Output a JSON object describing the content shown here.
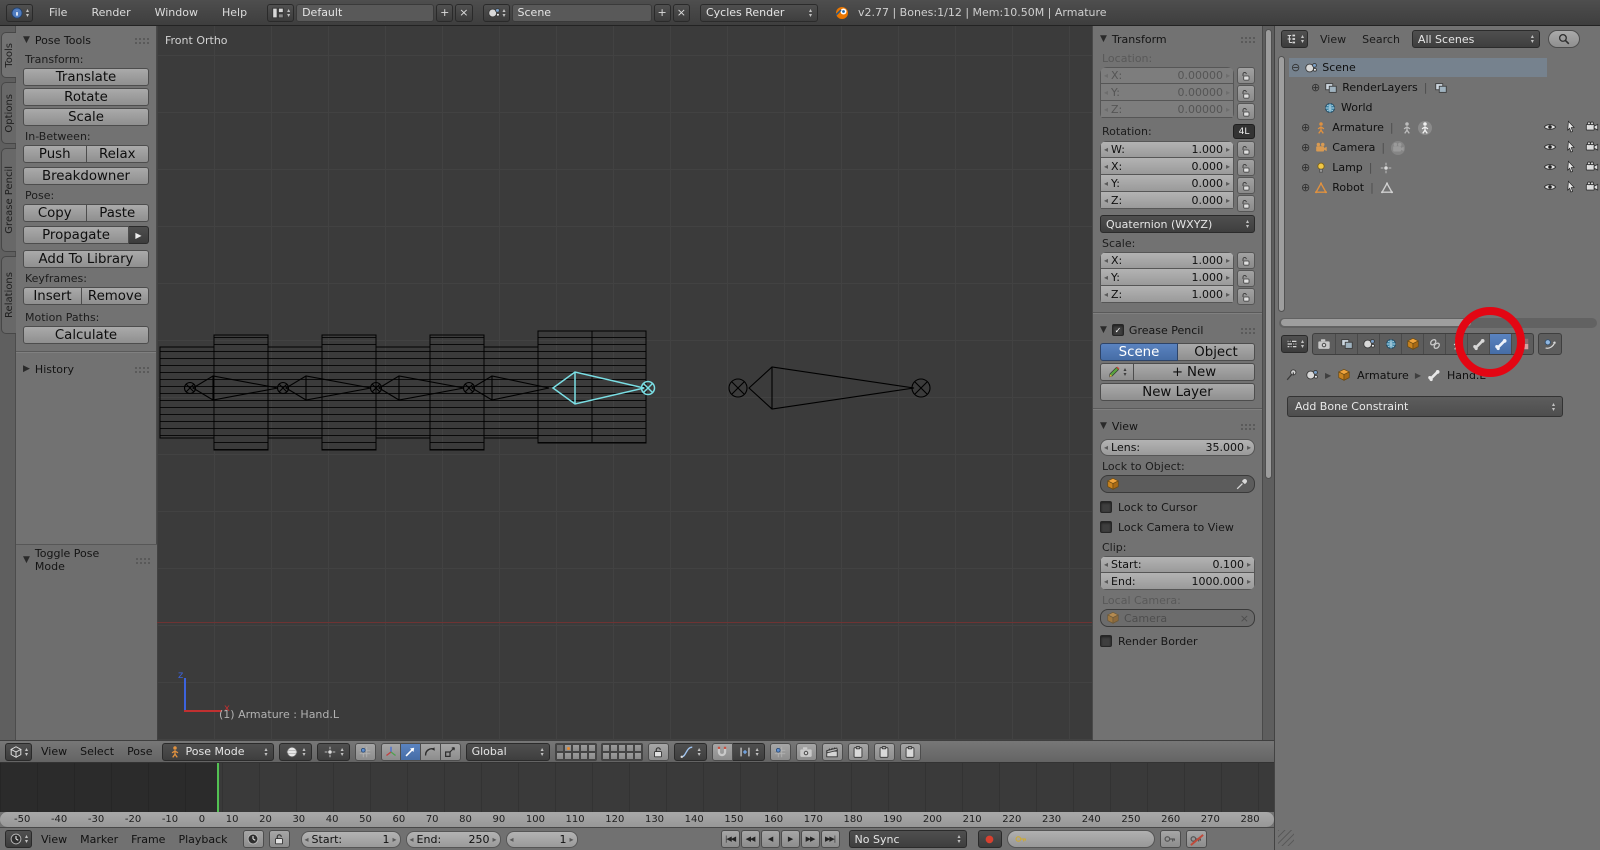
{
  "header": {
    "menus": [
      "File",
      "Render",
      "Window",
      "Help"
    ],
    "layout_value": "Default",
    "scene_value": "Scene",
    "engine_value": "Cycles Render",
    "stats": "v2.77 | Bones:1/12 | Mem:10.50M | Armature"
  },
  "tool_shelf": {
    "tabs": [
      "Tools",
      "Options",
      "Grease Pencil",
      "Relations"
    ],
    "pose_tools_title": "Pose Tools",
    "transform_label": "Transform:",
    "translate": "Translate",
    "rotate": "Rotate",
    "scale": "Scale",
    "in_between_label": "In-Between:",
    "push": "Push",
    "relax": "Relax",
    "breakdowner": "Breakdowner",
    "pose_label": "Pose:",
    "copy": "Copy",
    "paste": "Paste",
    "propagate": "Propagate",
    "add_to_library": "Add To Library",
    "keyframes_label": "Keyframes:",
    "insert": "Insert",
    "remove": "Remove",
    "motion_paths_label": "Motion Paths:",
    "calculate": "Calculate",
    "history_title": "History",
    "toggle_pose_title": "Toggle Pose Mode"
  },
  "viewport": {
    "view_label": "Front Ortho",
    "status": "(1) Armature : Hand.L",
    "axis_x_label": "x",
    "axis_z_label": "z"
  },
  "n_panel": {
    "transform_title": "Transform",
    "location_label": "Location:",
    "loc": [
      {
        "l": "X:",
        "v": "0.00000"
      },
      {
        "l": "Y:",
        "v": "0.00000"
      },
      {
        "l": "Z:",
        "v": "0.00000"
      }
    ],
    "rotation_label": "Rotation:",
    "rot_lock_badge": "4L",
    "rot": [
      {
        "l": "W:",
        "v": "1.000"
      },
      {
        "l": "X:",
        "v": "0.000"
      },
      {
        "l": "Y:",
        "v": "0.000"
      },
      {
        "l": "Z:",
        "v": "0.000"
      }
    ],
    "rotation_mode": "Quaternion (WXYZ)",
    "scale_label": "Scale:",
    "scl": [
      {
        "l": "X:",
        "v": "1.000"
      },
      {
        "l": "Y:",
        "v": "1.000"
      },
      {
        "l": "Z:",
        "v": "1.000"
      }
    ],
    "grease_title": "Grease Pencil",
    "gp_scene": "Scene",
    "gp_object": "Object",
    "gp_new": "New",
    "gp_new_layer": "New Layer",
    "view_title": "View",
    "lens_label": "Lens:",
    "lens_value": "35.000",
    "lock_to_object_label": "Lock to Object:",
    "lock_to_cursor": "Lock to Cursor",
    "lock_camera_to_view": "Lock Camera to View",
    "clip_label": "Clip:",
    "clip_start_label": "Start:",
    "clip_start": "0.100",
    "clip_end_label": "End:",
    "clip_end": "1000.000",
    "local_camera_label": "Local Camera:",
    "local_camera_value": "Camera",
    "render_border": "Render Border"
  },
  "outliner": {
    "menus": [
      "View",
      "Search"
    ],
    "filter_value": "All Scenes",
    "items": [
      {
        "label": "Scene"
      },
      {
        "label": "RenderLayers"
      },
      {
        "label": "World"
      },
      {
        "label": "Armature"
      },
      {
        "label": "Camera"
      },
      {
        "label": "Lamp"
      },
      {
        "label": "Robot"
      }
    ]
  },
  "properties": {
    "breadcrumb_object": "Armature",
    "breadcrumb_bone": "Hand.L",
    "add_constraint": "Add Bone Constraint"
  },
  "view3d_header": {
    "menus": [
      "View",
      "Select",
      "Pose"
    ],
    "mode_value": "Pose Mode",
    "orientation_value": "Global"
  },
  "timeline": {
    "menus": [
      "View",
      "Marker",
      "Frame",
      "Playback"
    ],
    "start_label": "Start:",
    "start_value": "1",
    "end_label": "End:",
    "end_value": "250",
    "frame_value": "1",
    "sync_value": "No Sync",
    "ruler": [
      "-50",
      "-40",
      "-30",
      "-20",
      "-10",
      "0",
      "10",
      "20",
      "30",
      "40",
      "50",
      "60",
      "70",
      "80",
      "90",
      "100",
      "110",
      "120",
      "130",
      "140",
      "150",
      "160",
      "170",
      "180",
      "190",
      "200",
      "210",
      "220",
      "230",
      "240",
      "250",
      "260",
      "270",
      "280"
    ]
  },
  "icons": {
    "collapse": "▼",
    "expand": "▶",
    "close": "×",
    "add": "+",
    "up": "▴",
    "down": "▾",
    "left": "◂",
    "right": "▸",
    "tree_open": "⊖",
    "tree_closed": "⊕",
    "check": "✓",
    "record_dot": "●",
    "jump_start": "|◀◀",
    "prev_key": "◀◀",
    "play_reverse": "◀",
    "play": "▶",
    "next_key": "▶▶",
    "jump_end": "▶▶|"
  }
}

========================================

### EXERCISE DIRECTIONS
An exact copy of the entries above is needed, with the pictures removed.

### SOLUTION TO THIS EXERCISE
Output a JSON object describing the content shown here.
{
  "header": {
    "menus": [
      "File",
      "Render",
      "Window",
      "Help"
    ],
    "layout_value": "Default",
    "scene_value": "Scene",
    "engine_value": "Cycles Render",
    "stats": "v2.77 | Bones:1/12 | Mem:10.50M | Armature"
  },
  "tool_shelf": {
    "tabs": [
      "Tools",
      "Options",
      "Grease Pencil",
      "Relations"
    ],
    "pose_tools_title": "Pose Tools",
    "transform_label": "Transform:",
    "translate": "Translate",
    "rotate": "Rotate",
    "scale": "Scale",
    "in_between_label": "In-Between:",
    "push": "Push",
    "relax": "Relax",
    "breakdowner": "Breakdowner",
    "pose_label": "Pose:",
    "copy": "Copy",
    "paste": "Paste",
    "propagate": "Propagate",
    "add_to_library": "Add To Library",
    "keyframes_label": "Keyframes:",
    "insert": "Insert",
    "remove": "Remove",
    "motion_paths_label": "Motion Paths:",
    "calculate": "Calculate",
    "history_title": "History",
    "toggle_pose_title": "Toggle Pose Mode"
  },
  "viewport": {
    "view_label": "Front Ortho",
    "status": "(1) Armature : Hand.L",
    "axis_x_label": "x",
    "axis_z_label": "z"
  },
  "n_panel": {
    "transform_title": "Transform",
    "location_label": "Location:",
    "loc": [
      {
        "l": "X:",
        "v": "0.00000"
      },
      {
        "l": "Y:",
        "v": "0.00000"
      },
      {
        "l": "Z:",
        "v": "0.00000"
      }
    ],
    "rotation_label": "Rotation:",
    "rot_lock_badge": "4L",
    "rot": [
      {
        "l": "W:",
        "v": "1.000"
      },
      {
        "l": "X:",
        "v": "0.000"
      },
      {
        "l": "Y:",
        "v": "0.000"
      },
      {
        "l": "Z:",
        "v": "0.000"
      }
    ],
    "rotation_mode": "Quaternion (WXYZ)",
    "scale_label": "Scale:",
    "scl": [
      {
        "l": "X:",
        "v": "1.000"
      },
      {
        "l": "Y:",
        "v": "1.000"
      },
      {
        "l": "Z:",
        "v": "1.000"
      }
    ],
    "grease_title": "Grease Pencil",
    "gp_scene": "Scene",
    "gp_object": "Object",
    "gp_new": "New",
    "gp_new_layer": "New Layer",
    "view_title": "View",
    "lens_label": "Lens:",
    "lens_value": "35.000",
    "lock_to_object_label": "Lock to Object:",
    "lock_to_cursor": "Lock to Cursor",
    "lock_camera_to_view": "Lock Camera to View",
    "clip_label": "Clip:",
    "clip_start_label": "Start:",
    "clip_start": "0.100",
    "clip_end_label": "End:",
    "clip_end": "1000.000",
    "local_camera_label": "Local Camera:",
    "local_camera_value": "Camera",
    "render_border": "Render Border"
  },
  "outliner": {
    "menus": [
      "View",
      "Search"
    ],
    "filter_value": "All Scenes",
    "items": [
      {
        "label": "Scene"
      },
      {
        "label": "RenderLayers"
      },
      {
        "label": "World"
      },
      {
        "label": "Armature"
      },
      {
        "label": "Camera"
      },
      {
        "label": "Lamp"
      },
      {
        "label": "Robot"
      }
    ]
  },
  "properties": {
    "breadcrumb_object": "Armature",
    "breadcrumb_bone": "Hand.L",
    "add_constraint": "Add Bone Constraint"
  },
  "view3d_header": {
    "menus": [
      "View",
      "Select",
      "Pose"
    ],
    "mode_value": "Pose Mode",
    "orientation_value": "Global"
  },
  "timeline": {
    "menus": [
      "View",
      "Marker",
      "Frame",
      "Playback"
    ],
    "start_label": "Start:",
    "start_value": "1",
    "end_label": "End:",
    "end_value": "250",
    "frame_value": "1",
    "sync_value": "No Sync",
    "ruler": [
      "-50",
      "-40",
      "-30",
      "-20",
      "-10",
      "0",
      "10",
      "20",
      "30",
      "40",
      "50",
      "60",
      "70",
      "80",
      "90",
      "100",
      "110",
      "120",
      "130",
      "140",
      "150",
      "160",
      "170",
      "180",
      "190",
      "200",
      "210",
      "220",
      "230",
      "240",
      "250",
      "260",
      "270",
      "280"
    ]
  },
  "icons": {
    "collapse": "▼",
    "expand": "▶",
    "close": "×",
    "add": "+",
    "up": "▴",
    "down": "▾",
    "left": "◂",
    "right": "▸",
    "tree_open": "⊖",
    "tree_closed": "⊕",
    "check": "✓",
    "record_dot": "●",
    "jump_start": "|◀◀",
    "prev_key": "◀◀",
    "play_reverse": "◀",
    "play": "▶",
    "next_key": "▶▶",
    "jump_end": "▶▶|"
  }
}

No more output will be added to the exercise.